===== SOURCE RECORDS

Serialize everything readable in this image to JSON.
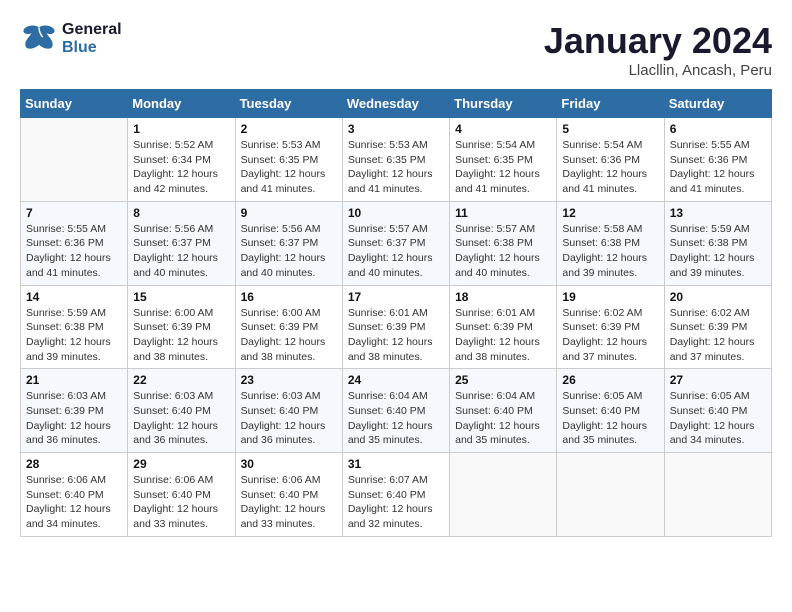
{
  "header": {
    "logo_general": "General",
    "logo_blue": "Blue",
    "month_title": "January 2024",
    "location": "Llacllin, Ancash, Peru"
  },
  "days_of_week": [
    "Sunday",
    "Monday",
    "Tuesday",
    "Wednesday",
    "Thursday",
    "Friday",
    "Saturday"
  ],
  "weeks": [
    [
      {
        "day": "",
        "info": ""
      },
      {
        "day": "1",
        "info": "Sunrise: 5:52 AM\nSunset: 6:34 PM\nDaylight: 12 hours\nand 42 minutes."
      },
      {
        "day": "2",
        "info": "Sunrise: 5:53 AM\nSunset: 6:35 PM\nDaylight: 12 hours\nand 41 minutes."
      },
      {
        "day": "3",
        "info": "Sunrise: 5:53 AM\nSunset: 6:35 PM\nDaylight: 12 hours\nand 41 minutes."
      },
      {
        "day": "4",
        "info": "Sunrise: 5:54 AM\nSunset: 6:35 PM\nDaylight: 12 hours\nand 41 minutes."
      },
      {
        "day": "5",
        "info": "Sunrise: 5:54 AM\nSunset: 6:36 PM\nDaylight: 12 hours\nand 41 minutes."
      },
      {
        "day": "6",
        "info": "Sunrise: 5:55 AM\nSunset: 6:36 PM\nDaylight: 12 hours\nand 41 minutes."
      }
    ],
    [
      {
        "day": "7",
        "info": "Sunrise: 5:55 AM\nSunset: 6:36 PM\nDaylight: 12 hours\nand 41 minutes."
      },
      {
        "day": "8",
        "info": "Sunrise: 5:56 AM\nSunset: 6:37 PM\nDaylight: 12 hours\nand 40 minutes."
      },
      {
        "day": "9",
        "info": "Sunrise: 5:56 AM\nSunset: 6:37 PM\nDaylight: 12 hours\nand 40 minutes."
      },
      {
        "day": "10",
        "info": "Sunrise: 5:57 AM\nSunset: 6:37 PM\nDaylight: 12 hours\nand 40 minutes."
      },
      {
        "day": "11",
        "info": "Sunrise: 5:57 AM\nSunset: 6:38 PM\nDaylight: 12 hours\nand 40 minutes."
      },
      {
        "day": "12",
        "info": "Sunrise: 5:58 AM\nSunset: 6:38 PM\nDaylight: 12 hours\nand 39 minutes."
      },
      {
        "day": "13",
        "info": "Sunrise: 5:59 AM\nSunset: 6:38 PM\nDaylight: 12 hours\nand 39 minutes."
      }
    ],
    [
      {
        "day": "14",
        "info": "Sunrise: 5:59 AM\nSunset: 6:38 PM\nDaylight: 12 hours\nand 39 minutes."
      },
      {
        "day": "15",
        "info": "Sunrise: 6:00 AM\nSunset: 6:39 PM\nDaylight: 12 hours\nand 38 minutes."
      },
      {
        "day": "16",
        "info": "Sunrise: 6:00 AM\nSunset: 6:39 PM\nDaylight: 12 hours\nand 38 minutes."
      },
      {
        "day": "17",
        "info": "Sunrise: 6:01 AM\nSunset: 6:39 PM\nDaylight: 12 hours\nand 38 minutes."
      },
      {
        "day": "18",
        "info": "Sunrise: 6:01 AM\nSunset: 6:39 PM\nDaylight: 12 hours\nand 38 minutes."
      },
      {
        "day": "19",
        "info": "Sunrise: 6:02 AM\nSunset: 6:39 PM\nDaylight: 12 hours\nand 37 minutes."
      },
      {
        "day": "20",
        "info": "Sunrise: 6:02 AM\nSunset: 6:39 PM\nDaylight: 12 hours\nand 37 minutes."
      }
    ],
    [
      {
        "day": "21",
        "info": "Sunrise: 6:03 AM\nSunset: 6:39 PM\nDaylight: 12 hours\nand 36 minutes."
      },
      {
        "day": "22",
        "info": "Sunrise: 6:03 AM\nSunset: 6:40 PM\nDaylight: 12 hours\nand 36 minutes."
      },
      {
        "day": "23",
        "info": "Sunrise: 6:03 AM\nSunset: 6:40 PM\nDaylight: 12 hours\nand 36 minutes."
      },
      {
        "day": "24",
        "info": "Sunrise: 6:04 AM\nSunset: 6:40 PM\nDaylight: 12 hours\nand 35 minutes."
      },
      {
        "day": "25",
        "info": "Sunrise: 6:04 AM\nSunset: 6:40 PM\nDaylight: 12 hours\nand 35 minutes."
      },
      {
        "day": "26",
        "info": "Sunrise: 6:05 AM\nSunset: 6:40 PM\nDaylight: 12 hours\nand 35 minutes."
      },
      {
        "day": "27",
        "info": "Sunrise: 6:05 AM\nSunset: 6:40 PM\nDaylight: 12 hours\nand 34 minutes."
      }
    ],
    [
      {
        "day": "28",
        "info": "Sunrise: 6:06 AM\nSunset: 6:40 PM\nDaylight: 12 hours\nand 34 minutes."
      },
      {
        "day": "29",
        "info": "Sunrise: 6:06 AM\nSunset: 6:40 PM\nDaylight: 12 hours\nand 33 minutes."
      },
      {
        "day": "30",
        "info": "Sunrise: 6:06 AM\nSunset: 6:40 PM\nDaylight: 12 hours\nand 33 minutes."
      },
      {
        "day": "31",
        "info": "Sunrise: 6:07 AM\nSunset: 6:40 PM\nDaylight: 12 hours\nand 32 minutes."
      },
      {
        "day": "",
        "info": ""
      },
      {
        "day": "",
        "info": ""
      },
      {
        "day": "",
        "info": ""
      }
    ]
  ]
}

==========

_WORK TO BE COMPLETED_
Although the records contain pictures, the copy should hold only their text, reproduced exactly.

_TASK RESULT_
Serialize everything readable in this image to JSON.
{
  "header": {
    "logo_general": "General",
    "logo_blue": "Blue",
    "month_title": "January 2024",
    "location": "Llacllin, Ancash, Peru"
  },
  "days_of_week": [
    "Sunday",
    "Monday",
    "Tuesday",
    "Wednesday",
    "Thursday",
    "Friday",
    "Saturday"
  ],
  "weeks": [
    [
      {
        "day": "",
        "info": ""
      },
      {
        "day": "1",
        "info": "Sunrise: 5:52 AM\nSunset: 6:34 PM\nDaylight: 12 hours\nand 42 minutes."
      },
      {
        "day": "2",
        "info": "Sunrise: 5:53 AM\nSunset: 6:35 PM\nDaylight: 12 hours\nand 41 minutes."
      },
      {
        "day": "3",
        "info": "Sunrise: 5:53 AM\nSunset: 6:35 PM\nDaylight: 12 hours\nand 41 minutes."
      },
      {
        "day": "4",
        "info": "Sunrise: 5:54 AM\nSunset: 6:35 PM\nDaylight: 12 hours\nand 41 minutes."
      },
      {
        "day": "5",
        "info": "Sunrise: 5:54 AM\nSunset: 6:36 PM\nDaylight: 12 hours\nand 41 minutes."
      },
      {
        "day": "6",
        "info": "Sunrise: 5:55 AM\nSunset: 6:36 PM\nDaylight: 12 hours\nand 41 minutes."
      }
    ],
    [
      {
        "day": "7",
        "info": "Sunrise: 5:55 AM\nSunset: 6:36 PM\nDaylight: 12 hours\nand 41 minutes."
      },
      {
        "day": "8",
        "info": "Sunrise: 5:56 AM\nSunset: 6:37 PM\nDaylight: 12 hours\nand 40 minutes."
      },
      {
        "day": "9",
        "info": "Sunrise: 5:56 AM\nSunset: 6:37 PM\nDaylight: 12 hours\nand 40 minutes."
      },
      {
        "day": "10",
        "info": "Sunrise: 5:57 AM\nSunset: 6:37 PM\nDaylight: 12 hours\nand 40 minutes."
      },
      {
        "day": "11",
        "info": "Sunrise: 5:57 AM\nSunset: 6:38 PM\nDaylight: 12 hours\nand 40 minutes."
      },
      {
        "day": "12",
        "info": "Sunrise: 5:58 AM\nSunset: 6:38 PM\nDaylight: 12 hours\nand 39 minutes."
      },
      {
        "day": "13",
        "info": "Sunrise: 5:59 AM\nSunset: 6:38 PM\nDaylight: 12 hours\nand 39 minutes."
      }
    ],
    [
      {
        "day": "14",
        "info": "Sunrise: 5:59 AM\nSunset: 6:38 PM\nDaylight: 12 hours\nand 39 minutes."
      },
      {
        "day": "15",
        "info": "Sunrise: 6:00 AM\nSunset: 6:39 PM\nDaylight: 12 hours\nand 38 minutes."
      },
      {
        "day": "16",
        "info": "Sunrise: 6:00 AM\nSunset: 6:39 PM\nDaylight: 12 hours\nand 38 minutes."
      },
      {
        "day": "17",
        "info": "Sunrise: 6:01 AM\nSunset: 6:39 PM\nDaylight: 12 hours\nand 38 minutes."
      },
      {
        "day": "18",
        "info": "Sunrise: 6:01 AM\nSunset: 6:39 PM\nDaylight: 12 hours\nand 38 minutes."
      },
      {
        "day": "19",
        "info": "Sunrise: 6:02 AM\nSunset: 6:39 PM\nDaylight: 12 hours\nand 37 minutes."
      },
      {
        "day": "20",
        "info": "Sunrise: 6:02 AM\nSunset: 6:39 PM\nDaylight: 12 hours\nand 37 minutes."
      }
    ],
    [
      {
        "day": "21",
        "info": "Sunrise: 6:03 AM\nSunset: 6:39 PM\nDaylight: 12 hours\nand 36 minutes."
      },
      {
        "day": "22",
        "info": "Sunrise: 6:03 AM\nSunset: 6:40 PM\nDaylight: 12 hours\nand 36 minutes."
      },
      {
        "day": "23",
        "info": "Sunrise: 6:03 AM\nSunset: 6:40 PM\nDaylight: 12 hours\nand 36 minutes."
      },
      {
        "day": "24",
        "info": "Sunrise: 6:04 AM\nSunset: 6:40 PM\nDaylight: 12 hours\nand 35 minutes."
      },
      {
        "day": "25",
        "info": "Sunrise: 6:04 AM\nSunset: 6:40 PM\nDaylight: 12 hours\nand 35 minutes."
      },
      {
        "day": "26",
        "info": "Sunrise: 6:05 AM\nSunset: 6:40 PM\nDaylight: 12 hours\nand 35 minutes."
      },
      {
        "day": "27",
        "info": "Sunrise: 6:05 AM\nSunset: 6:40 PM\nDaylight: 12 hours\nand 34 minutes."
      }
    ],
    [
      {
        "day": "28",
        "info": "Sunrise: 6:06 AM\nSunset: 6:40 PM\nDaylight: 12 hours\nand 34 minutes."
      },
      {
        "day": "29",
        "info": "Sunrise: 6:06 AM\nSunset: 6:40 PM\nDaylight: 12 hours\nand 33 minutes."
      },
      {
        "day": "30",
        "info": "Sunrise: 6:06 AM\nSunset: 6:40 PM\nDaylight: 12 hours\nand 33 minutes."
      },
      {
        "day": "31",
        "info": "Sunrise: 6:07 AM\nSunset: 6:40 PM\nDaylight: 12 hours\nand 32 minutes."
      },
      {
        "day": "",
        "info": ""
      },
      {
        "day": "",
        "info": ""
      },
      {
        "day": "",
        "info": ""
      }
    ]
  ]
}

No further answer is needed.